Idle Hands Brocktoberfest can

Photos by Toan Trinh

4. Idle Hands Brocktoberfest

This lager is a little hoppier than other Märzen styles we tried, with a light, herbal and grassy bitterness cutting through. The malt character itself isn’t especially sweet, but more like toasted bread. The result is a really nice version of the Oktoberfest classic.

Cambridge Brewing Co. Great Pumpkin can

Photos by Toan Trinh

3. Cambridge Brewing Company, the Great Pumpkin Ale

How you feel about this one is directly related to whether you can stand pumpkin spice-anything. If you like the seasonal flavor, this is the beer to choose. The Kendall Square innovators first created the Great Pumpkin using Massachusetts sugar pumpkins in 1990—aside from any seasonal brews made by early colonists, it’s New England’s first pumpkin beer. More importantly, it’s delicious. Cinnamon and allspice complement the caramel malts, and while it is a sweet sip, an earthy hop character balances it all out.

Harpoon Flannel Friday can

Photos by Toan Trinh

2. Harpoon Flannel Friday

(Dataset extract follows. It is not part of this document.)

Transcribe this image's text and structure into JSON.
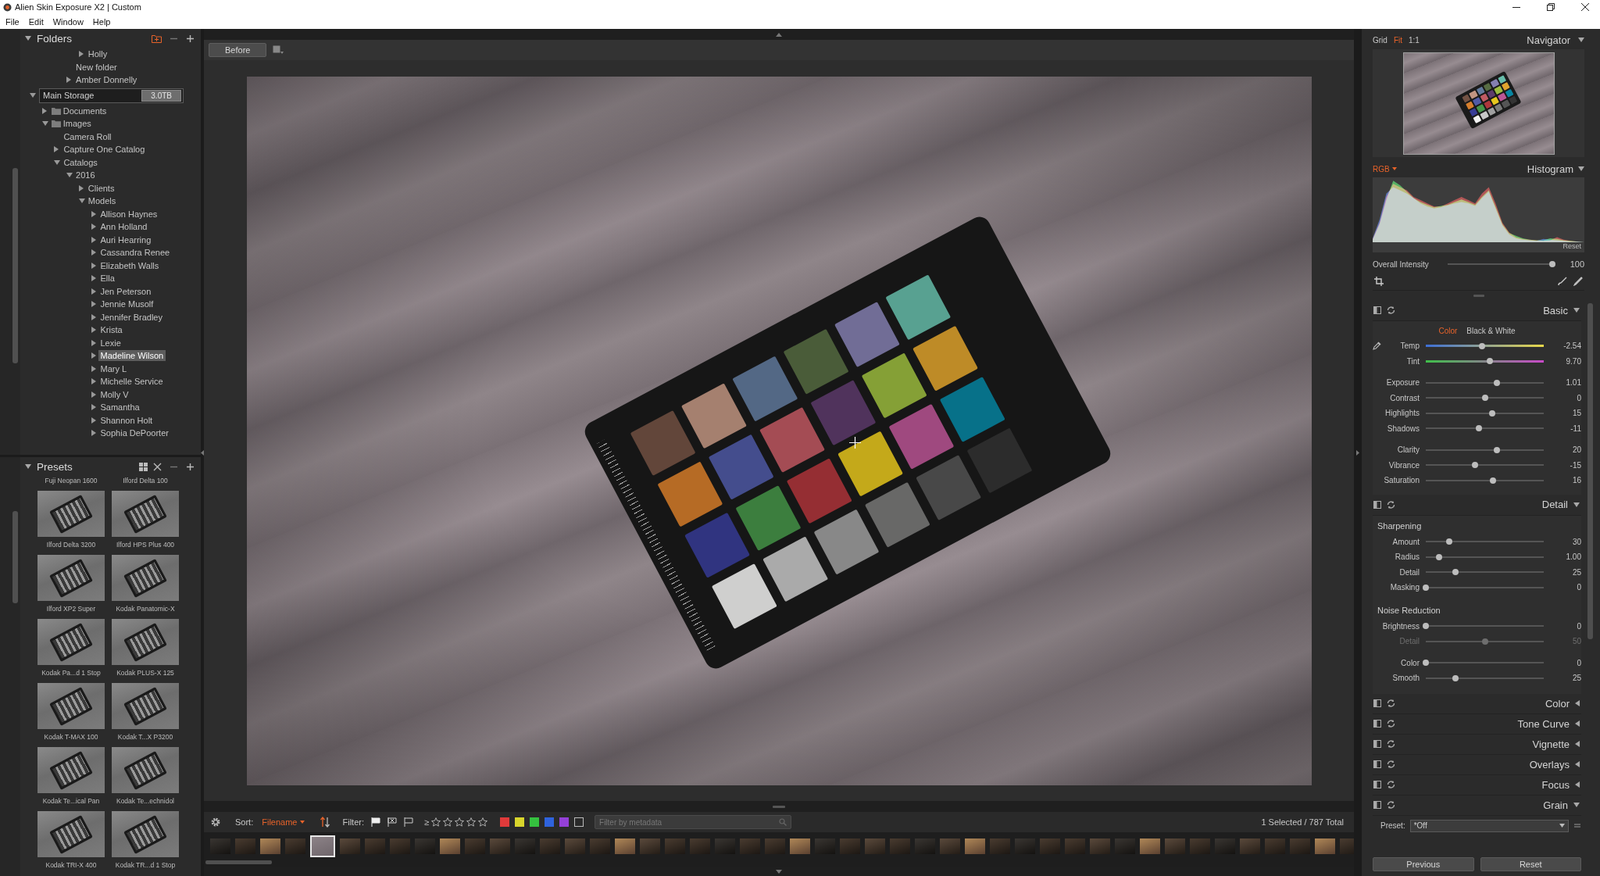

While this Seaport brewery also produces a Märzen-style beer each fall (and hosts a gigantic Oktoberfest celebration), the BoMag consensus was on this hoppy amber ale. A biscuity malt backbone holds up with late-addition hops that give this beer piney, citrusy flavors on top, but not too much bitterness, unlike many other hoppy red or amber ales. It’s not too sweet, not too bitter. It’s just right, and—with the risk of sounding hyperbolic—it warms my soul. It wants to be the beer version of a go-to fall flannel layer. It succeeds.

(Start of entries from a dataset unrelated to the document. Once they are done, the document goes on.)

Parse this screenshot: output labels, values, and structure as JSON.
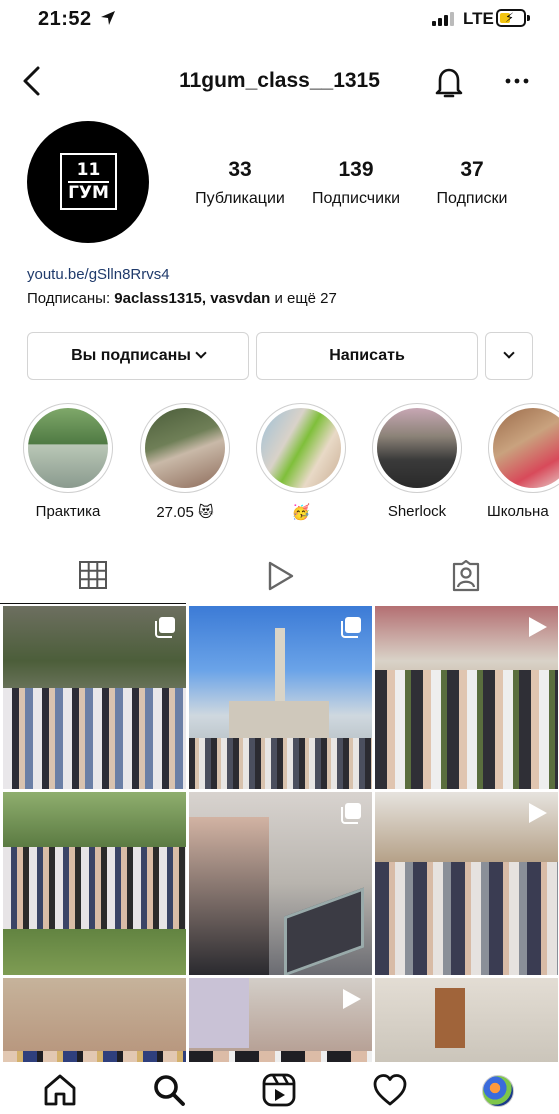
{
  "status_bar": {
    "time": "21:52",
    "network": "LTE"
  },
  "header": {
    "username": "11gum_class__1315"
  },
  "profile": {
    "avatar": {
      "line1": "11",
      "line2": "ГУМ"
    },
    "stats": [
      {
        "value": "33",
        "label": "Публикации"
      },
      {
        "value": "139",
        "label": "Подписчики"
      },
      {
        "value": "37",
        "label": "Подписки"
      }
    ],
    "link": "youtu.be/gSlln8Rrvs4",
    "followed_by_prefix": "Подписаны:",
    "followed_by_names": "9aclass1315, vasvdan",
    "followed_by_suffix": "и ещё 27"
  },
  "buttons": {
    "following": "Вы подписаны",
    "message": "Написать"
  },
  "highlights": [
    {
      "label": "Практика"
    },
    {
      "label": "27.05 😻"
    },
    {
      "label": "🥳"
    },
    {
      "label": "Sherlock"
    },
    {
      "label": "Школьна"
    }
  ],
  "tabs": [
    "grid-tab",
    "reels-tab",
    "tagged-tab"
  ],
  "posts": [
    {
      "kind": "carousel",
      "scene": "group-outdoor-rocks"
    },
    {
      "kind": "carousel",
      "scene": "tower-blue-sky"
    },
    {
      "kind": "video",
      "scene": "classroom-group"
    },
    {
      "kind": "none",
      "scene": "park-group"
    },
    {
      "kind": "carousel",
      "scene": "museum-screen"
    },
    {
      "kind": "video",
      "scene": "archive-room"
    },
    {
      "kind": "none",
      "scene": "audience"
    },
    {
      "kind": "video",
      "scene": "students-close"
    },
    {
      "kind": "none",
      "scene": "room-crowd"
    }
  ],
  "bottom_nav": [
    "home-icon",
    "search-icon",
    "reels-icon",
    "heart-icon",
    "profile-avatar"
  ]
}
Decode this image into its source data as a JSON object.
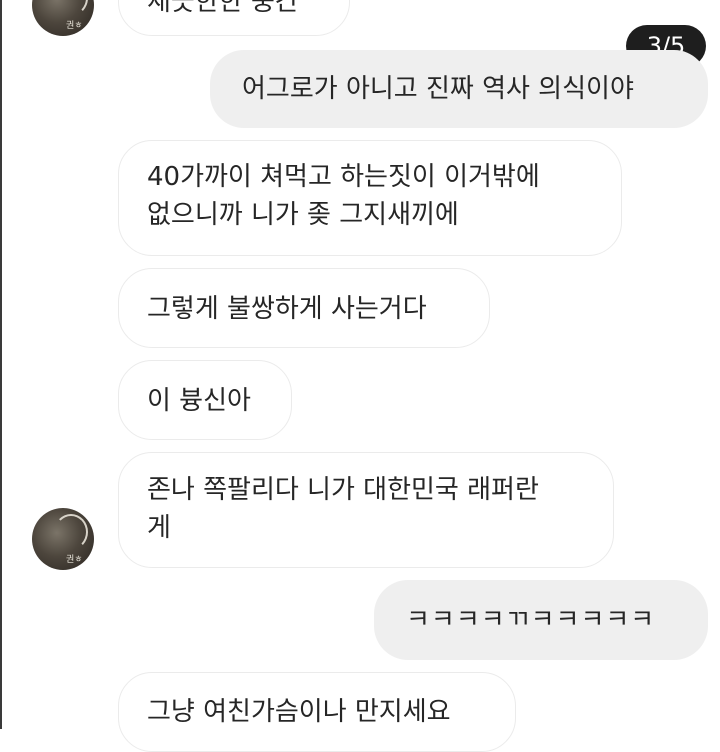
{
  "image_counter": "3/5",
  "avatar_tag": "권ㅎ",
  "messages": [
    {
      "side": "received",
      "text": "새끗한한 중간"
    },
    {
      "side": "sent",
      "text": "어그로가 아니고 진짜 역사 의식이야"
    },
    {
      "side": "received",
      "lines": [
        "40가까이 쳐먹고 하는짓이 이거밖에",
        "없으니까 니가 좆 그지새끼에"
      ]
    },
    {
      "side": "received",
      "text": "그렇게 불쌍하게 사는거다"
    },
    {
      "side": "received",
      "text": "이 븅신아"
    },
    {
      "side": "received",
      "lines": [
        "존나 쪽팔리다 니가 대한민국 래퍼란",
        "게"
      ]
    },
    {
      "side": "sent",
      "text": "ㅋㅋㅋㅋㄲㅋㅋㅋㅋㅋ"
    },
    {
      "side": "received",
      "text": "그냥 여친가슴이나 만지세요"
    }
  ]
}
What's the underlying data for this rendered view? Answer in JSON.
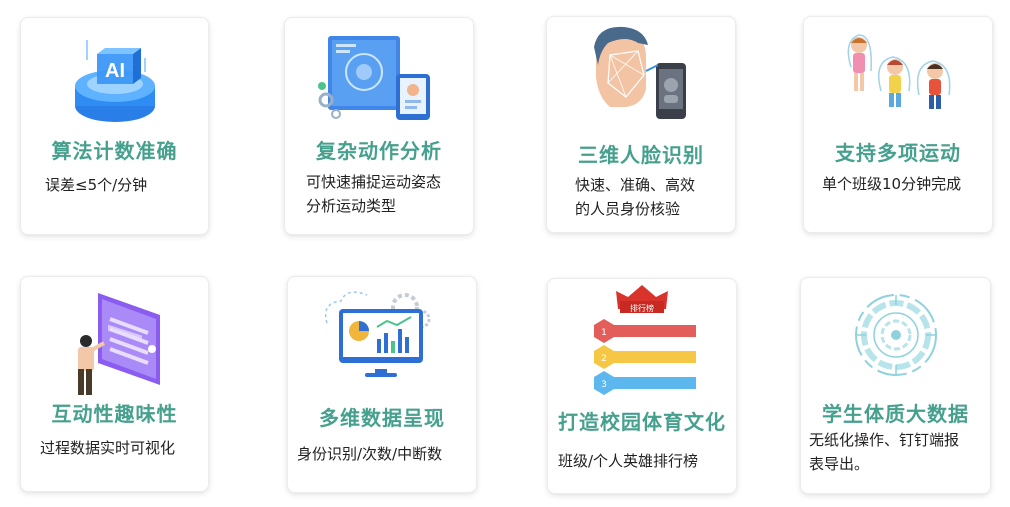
{
  "colors": {
    "title": "#46a08e",
    "text": "#222222",
    "card_bg": "#ffffff"
  },
  "features": [
    {
      "icon": "ai-chip-icon",
      "title": "算法计数准确",
      "desc": [
        "误差≤5个/分钟"
      ]
    },
    {
      "icon": "motion-analysis-icon",
      "title": "复杂动作分析",
      "desc": [
        "可快速捕捉运动姿态",
        "分析运动类型"
      ]
    },
    {
      "icon": "face-recognition-icon",
      "title": "三维人脸识别",
      "desc": [
        "快速、准确、高效",
        "的人员身份核验"
      ]
    },
    {
      "icon": "jump-rope-kids-icon",
      "title": "支持多项运动",
      "desc": [
        "单个班级10分钟完成"
      ]
    },
    {
      "icon": "interactive-screen-icon",
      "title": "互动性趣味性",
      "desc": [
        "过程数据实时可视化"
      ]
    },
    {
      "icon": "data-dashboard-icon",
      "title": "多维数据呈现",
      "desc": [
        "身份识别/次数/中断数"
      ]
    },
    {
      "icon": "ranking-board-icon",
      "title": "打造校园体育文化",
      "desc": [
        "班级/个人英雄排行榜"
      ]
    },
    {
      "icon": "big-data-circle-icon",
      "title": "学生体质大数据",
      "desc": [
        "无纸化操作、钉钉端报",
        "表导出。"
      ]
    }
  ],
  "ranking_badge": "排行榜",
  "ranking_numbers": [
    "1",
    "2",
    "3"
  ],
  "ai_text": "AI"
}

Jack's Abby Copper Legend can

Photos by Toan Trinh

1. Jack’s Abby Copper Legend

An absolutely standout Märzen, which is to be expected from these lager specialists. The woodsy-sweet malt character is fully rounded out with spice and fruit flavors, but it remains crisp, smooth, and oh-so drinkable. Our panelists agreed we could hoist steins of this all day. All of the national lists that put Copper Legend near the top know what’s up. Prost!